[What this task involves]: Every entry here should be copied exactly.

[Data for the task]:
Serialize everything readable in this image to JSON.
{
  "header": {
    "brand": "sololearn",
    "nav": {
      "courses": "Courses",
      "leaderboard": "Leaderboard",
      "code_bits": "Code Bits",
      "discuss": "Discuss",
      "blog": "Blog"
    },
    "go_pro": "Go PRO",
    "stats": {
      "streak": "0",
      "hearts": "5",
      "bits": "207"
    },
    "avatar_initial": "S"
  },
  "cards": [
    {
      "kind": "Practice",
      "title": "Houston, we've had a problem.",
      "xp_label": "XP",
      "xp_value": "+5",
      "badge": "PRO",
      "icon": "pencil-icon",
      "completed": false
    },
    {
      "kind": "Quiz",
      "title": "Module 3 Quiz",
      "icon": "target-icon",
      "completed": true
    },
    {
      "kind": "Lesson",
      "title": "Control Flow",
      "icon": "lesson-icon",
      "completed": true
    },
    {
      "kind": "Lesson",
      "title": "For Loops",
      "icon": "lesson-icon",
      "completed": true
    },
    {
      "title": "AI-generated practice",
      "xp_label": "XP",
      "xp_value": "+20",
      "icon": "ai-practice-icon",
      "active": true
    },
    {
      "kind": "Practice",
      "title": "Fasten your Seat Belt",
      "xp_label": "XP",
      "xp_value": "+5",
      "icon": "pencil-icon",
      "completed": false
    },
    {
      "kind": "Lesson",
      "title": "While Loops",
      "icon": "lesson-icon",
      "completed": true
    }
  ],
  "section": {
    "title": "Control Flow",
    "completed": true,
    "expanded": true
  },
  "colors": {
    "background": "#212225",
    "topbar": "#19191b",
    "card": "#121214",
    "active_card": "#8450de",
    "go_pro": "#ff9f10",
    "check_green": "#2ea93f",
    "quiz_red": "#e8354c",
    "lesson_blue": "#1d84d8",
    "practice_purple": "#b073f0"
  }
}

[Output below]:
Serialize everything readable in this image to JSON.
{
  "header": {
    "brand": "sololearn",
    "nav": {
      "courses": "Courses",
      "leaderboard": "Leaderboard",
      "code_bits": "Code Bits",
      "discuss": "Discuss",
      "blog": "Blog"
    },
    "go_pro": "Go PRO",
    "stats": {
      "streak": "0",
      "hearts": "5",
      "bits": "207"
    },
    "avatar_initial": "S"
  },
  "cards": [
    {
      "kind": "Practice",
      "title": "Houston, we've had a problem.",
      "xp_label": "XP",
      "xp_value": "+5",
      "badge": "PRO",
      "icon": "pencil-icon",
      "completed": false
    },
    {
      "kind": "Quiz",
      "title": "Module 3 Quiz",
      "icon": "target-icon",
      "completed": true
    },
    {
      "kind": "Lesson",
      "title": "Control Flow",
      "icon": "lesson-icon",
      "completed": true
    },
    {
      "kind": "Lesson",
      "title": "For Loops",
      "icon": "lesson-icon",
      "completed": true
    },
    {
      "title": "AI-generated practice",
      "xp_label": "XP",
      "xp_value": "+20",
      "icon": "ai-practice-icon",
      "active": true
    },
    {
      "kind": "Practice",
      "title": "Fasten your Seat Belt",
      "xp_label": "XP",
      "xp_value": "+5",
      "icon": "pencil-icon",
      "completed": false
    },
    {
      "kind": "Lesson",
      "title": "While Loops",
      "icon": "lesson-icon",
      "completed": true
    }
  ],
  "section": {
    "title": "Control Flow",
    "completed": true,
    "expanded": true
  },
  "colors": {
    "background": "#212225",
    "topbar": "#19191b",
    "card": "#121214",
    "active_card": "#8450de",
    "go_pro": "#ff9f10",
    "check_green": "#2ea93f",
    "quiz_red": "#e8354c",
    "lesson_blue": "#1d84d8",
    "practice_purple": "#b073f0"
  }
}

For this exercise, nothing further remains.